Their wall of achievements. And this is only one side of the wall. They even got recognition for paying past a certain amount of tax to the government.
Their workplace organisation method. Took this picture while walking past as the company worker didn’t introduce it to us. 5S methodology is some organisation method for work space productivity, so employees have understanding on how work should be done. If you look at the alphabets, they are Romaji. Talk about learning from the success models of different countries.
Some behind the scenes of production
After that is some free-and-easy time at Ping Jiang Road, whereby I already covered the shopping part in the previous post. So here is another quirky photo of the otherwise rustic place.
Went to Ou Shang hypermart at night. The flags reminded me of Singapore national day.
Visited Suzhou museum, founded in 1960 at the former residence of Li Xiucheng, a military commander during the Taiping Rebellion.

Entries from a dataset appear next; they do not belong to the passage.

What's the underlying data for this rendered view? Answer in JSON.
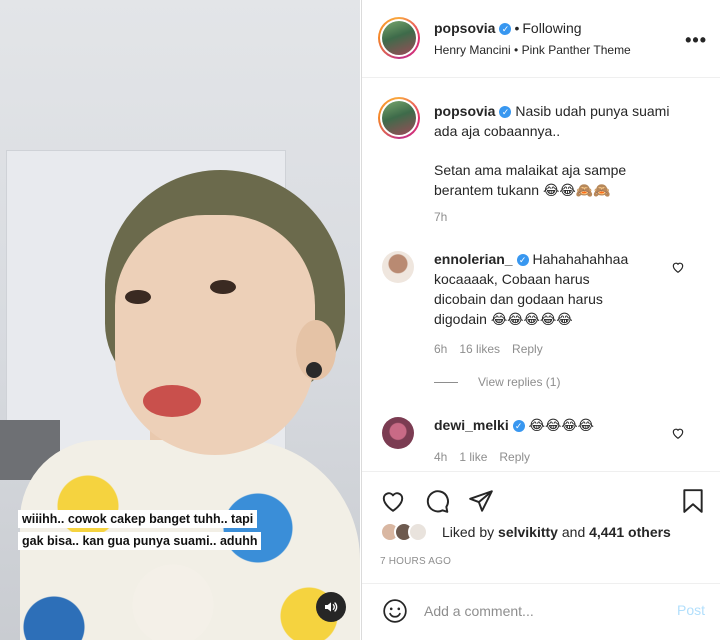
{
  "post": {
    "author": "popsovia",
    "follow_status": "Following",
    "audio": "Henry Mancini • Pink Panther Theme",
    "caption_line1": "Nasib udah punya suami",
    "caption_line2": "ada aja cobaannya..",
    "caption_line3": "Setan ama malaikat aja sampe",
    "caption_line4": "berantem tukann 😂😂🙈🙈",
    "caption_time": "7h"
  },
  "video": {
    "overlay_line1": "wiiihh.. cowok cakep banget tuhh.. tapi",
    "overlay_line2": "gak bisa.. kan gua punya suami.. aduhh"
  },
  "comments": [
    {
      "username": "ennolerian_",
      "line1": "Hahahahahhaa",
      "line2": "kocaaaak, Cobaan harus",
      "line3": "dicobain dan godaan harus",
      "line4": "digodain 😂😂😂😂😂",
      "time": "6h",
      "likes": "16 likes",
      "reply": "Reply",
      "view_replies": "View replies (1)"
    },
    {
      "username": "dewi_melki",
      "text": "😂😂😂😂",
      "time": "4h",
      "likes": "1 like",
      "reply": "Reply"
    }
  ],
  "likes": {
    "prefix": "Liked by",
    "user": "selvikitty",
    "suffix": "and",
    "others": "4,441 others"
  },
  "time_ago": "7 HOURS AGO",
  "comment_box": {
    "placeholder": "Add a comment...",
    "post_label": "Post"
  },
  "icons": {
    "more": "more-icon",
    "heart": "heart-icon",
    "comment": "comment-icon",
    "share": "share-icon",
    "save": "bookmark-icon",
    "emoji": "emoji-icon",
    "sound": "speaker-icon"
  },
  "colors": {
    "verified": "#3897f0",
    "muted": "#8e8e8e",
    "post_disabled": "#b2dffc"
  }
}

A museum in a rebel’s home! Seriously how cool is this?! But anyway the current building adjoining the residence is built in 2006 with some modern architectural design.
Anyway we were only given about half an hour to roam about so we sort of just looked at most exhibits roughly, and it is difficult to take photos of artefacts without people getting in the way.

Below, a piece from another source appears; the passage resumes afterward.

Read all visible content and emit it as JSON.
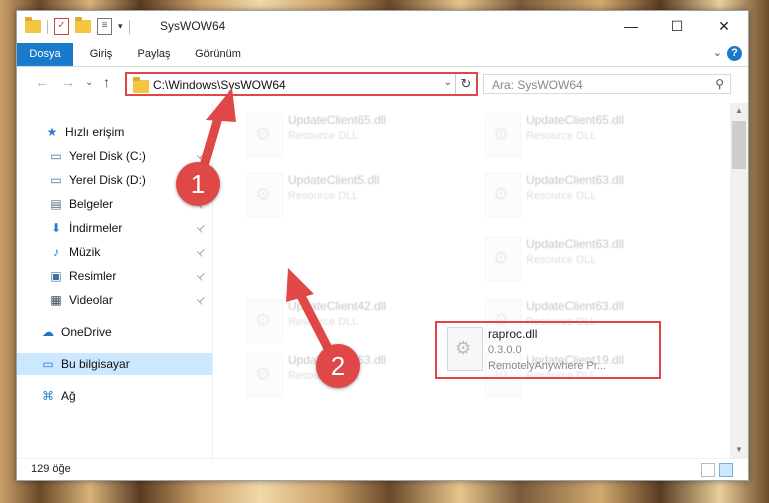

Say hi to Li Xiucheng
Collections include buddhist sculptures, burial objects, calligraphy & painting from Ming ang Qing dynasty. The bowl artefact is a celadon lotus shaped flower bowl from the 5 dynasties in Huqiu Pagoda. Lotuses are often used in Buddhist pagodas because it symbolise cleanliness and virtue even though it grows in dirt, and it also has something to do with rebirth. Likely that the artist is a Buddhist.
One last shot of Suzhou before leaving for Shanghai.
My thoughts about Suzhou? Talking about achieving a balance between opposing forces, you can see it here. On one end there are preserved historical sites, while on the other there are the modern-looking areas found in cities. Amidst the industrial development, there are promotion of the arts to soften the concrete effects. And with the potential harm done on the environment, there are gardens planted by the road. Although I’d thought some areas looked like Singapore, but that is the Suzhou way of learning-by being modest and constantly studying success models around the world to create a dynamic city.